Intimate kissing with multiple partners almost quadruples a teenager's risk of developing meningitis, research suggested today.
Young children and adolescents face the greatest risks of meningococcal disease, which can cause serious disability and death.
Now researchers have found that, in teenagers, kissing is a major factor is helping the disease spread.
Rates of meningitis - which is the inflammation of the lining around the brain and spinal cord - increased significantly in England and the US in the 1990s.
The latest research, published in the British Medical Journal, examined possible risk factors in youngsters aged 15 to 19 who were admitted to hospital with meningococcal disease in six regions of England between January 1999 and June 2000.
The team, including researchers from the Institute of Child Health in London and the Health Protection Agency, took blood samples and nose and throat swabs, as well as asking about potential risk factors for meningitis.

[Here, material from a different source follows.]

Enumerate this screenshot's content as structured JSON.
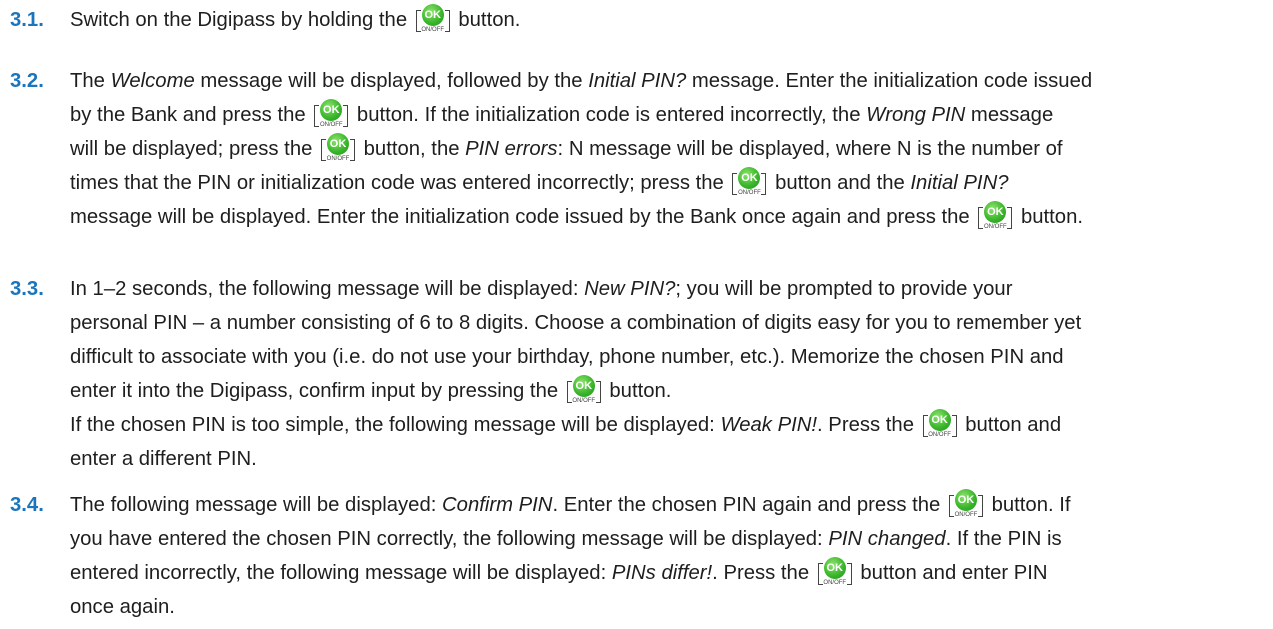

The researchers confirmed previous findings that a history of illness preceding an attack of meningitis was linked to an increased risk.

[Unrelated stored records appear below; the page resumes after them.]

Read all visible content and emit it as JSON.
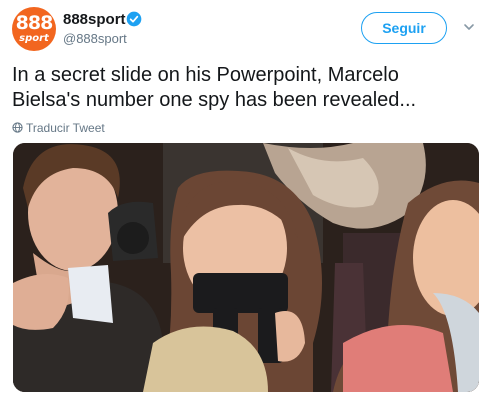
{
  "account": {
    "avatar_main": "888",
    "avatar_sub": "sport",
    "name": "888sport",
    "handle": "@888sport",
    "verified": true,
    "avatar_color": "#f2661f"
  },
  "follow_button": {
    "label": "Seguir"
  },
  "tweet": {
    "lines": [
      "In a secret slide on his Powerpoint, Marcelo",
      "Bielsa's number one spy has been revealed..."
    ]
  },
  "translate": {
    "label": "Traducir Tweet",
    "icon": "globe-icon"
  },
  "media": {
    "type": "photo"
  },
  "colors": {
    "accent": "#1da1f2",
    "muted": "#657786",
    "text": "#14171a"
  }
}
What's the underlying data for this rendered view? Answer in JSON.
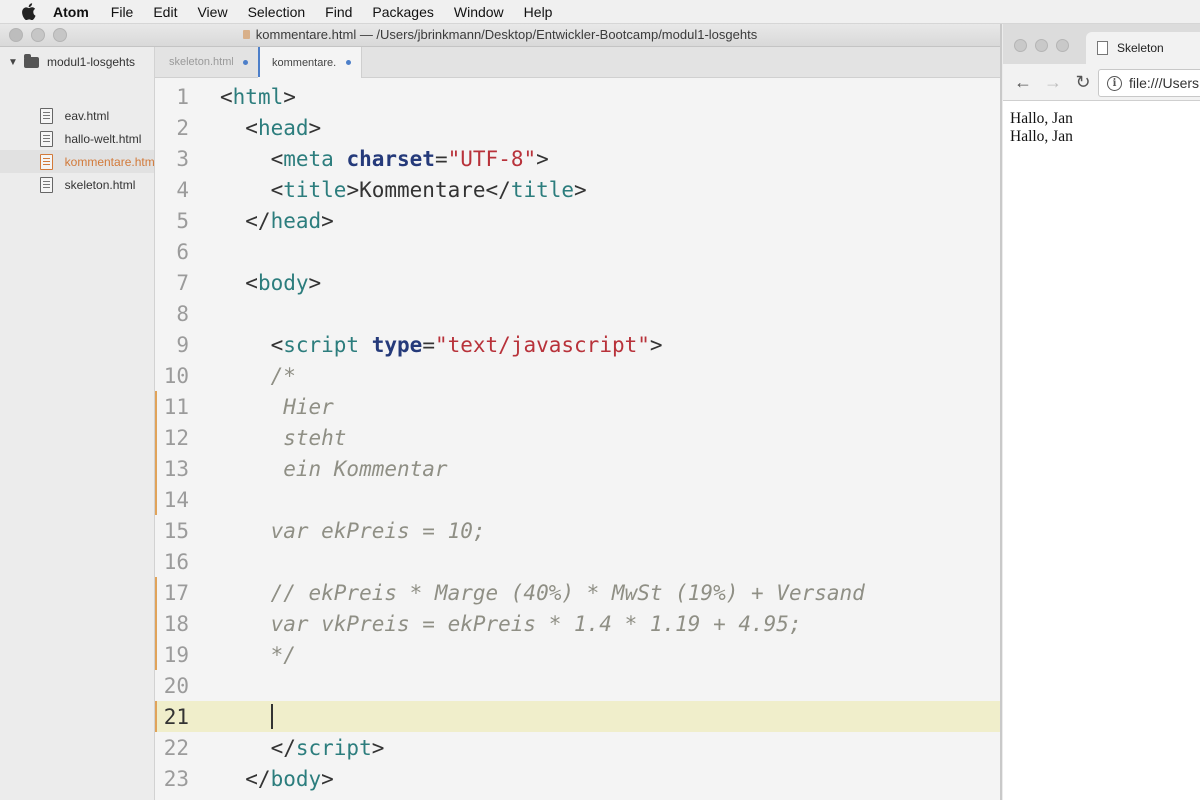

Those who were students, and so mixing with large numbers of young people, were also at a greater risk.
"Kissing on the mouth has been suggested to be a risk factor," the researchers said.

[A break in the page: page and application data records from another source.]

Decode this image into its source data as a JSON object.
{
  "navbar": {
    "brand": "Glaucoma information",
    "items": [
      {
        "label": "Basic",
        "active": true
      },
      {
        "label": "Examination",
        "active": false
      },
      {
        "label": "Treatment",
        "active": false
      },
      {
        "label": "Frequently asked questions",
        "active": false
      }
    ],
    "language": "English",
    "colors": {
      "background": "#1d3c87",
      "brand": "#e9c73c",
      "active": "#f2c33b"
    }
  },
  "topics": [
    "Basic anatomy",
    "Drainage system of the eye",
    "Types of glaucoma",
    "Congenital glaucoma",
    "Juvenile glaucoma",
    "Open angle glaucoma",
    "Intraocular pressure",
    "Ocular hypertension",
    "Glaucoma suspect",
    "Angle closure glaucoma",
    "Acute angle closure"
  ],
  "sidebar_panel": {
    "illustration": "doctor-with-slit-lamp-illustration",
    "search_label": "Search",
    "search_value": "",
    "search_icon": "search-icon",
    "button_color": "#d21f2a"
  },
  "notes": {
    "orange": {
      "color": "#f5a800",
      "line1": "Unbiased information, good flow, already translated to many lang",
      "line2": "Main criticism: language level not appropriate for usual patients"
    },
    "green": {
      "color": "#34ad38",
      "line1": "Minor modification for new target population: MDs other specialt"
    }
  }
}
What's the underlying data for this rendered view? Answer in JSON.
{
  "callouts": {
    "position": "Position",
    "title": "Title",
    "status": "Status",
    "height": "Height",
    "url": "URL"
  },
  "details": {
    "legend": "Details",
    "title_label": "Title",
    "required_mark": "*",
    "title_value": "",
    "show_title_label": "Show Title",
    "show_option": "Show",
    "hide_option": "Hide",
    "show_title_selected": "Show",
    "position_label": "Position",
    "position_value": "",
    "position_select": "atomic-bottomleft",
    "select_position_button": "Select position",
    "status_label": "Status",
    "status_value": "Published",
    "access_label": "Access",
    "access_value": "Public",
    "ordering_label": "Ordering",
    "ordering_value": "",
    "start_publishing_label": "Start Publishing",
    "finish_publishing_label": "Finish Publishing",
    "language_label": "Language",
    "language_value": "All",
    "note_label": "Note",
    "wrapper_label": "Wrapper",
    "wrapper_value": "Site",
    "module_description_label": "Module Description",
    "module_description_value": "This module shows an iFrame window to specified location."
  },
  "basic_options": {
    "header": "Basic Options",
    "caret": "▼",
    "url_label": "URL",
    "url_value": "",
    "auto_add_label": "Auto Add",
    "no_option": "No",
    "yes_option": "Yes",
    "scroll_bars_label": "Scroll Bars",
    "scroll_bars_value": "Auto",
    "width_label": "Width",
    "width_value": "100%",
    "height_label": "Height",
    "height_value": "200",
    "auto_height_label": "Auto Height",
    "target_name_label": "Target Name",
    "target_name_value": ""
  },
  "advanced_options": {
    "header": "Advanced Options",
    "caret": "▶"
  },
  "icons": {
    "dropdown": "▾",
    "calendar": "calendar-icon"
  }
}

"Intimate kissing has been shown to be a risk factor for the carriage of meningococci in university students and it is likely that intimate kissing with multiple partners increases the risk of transmission."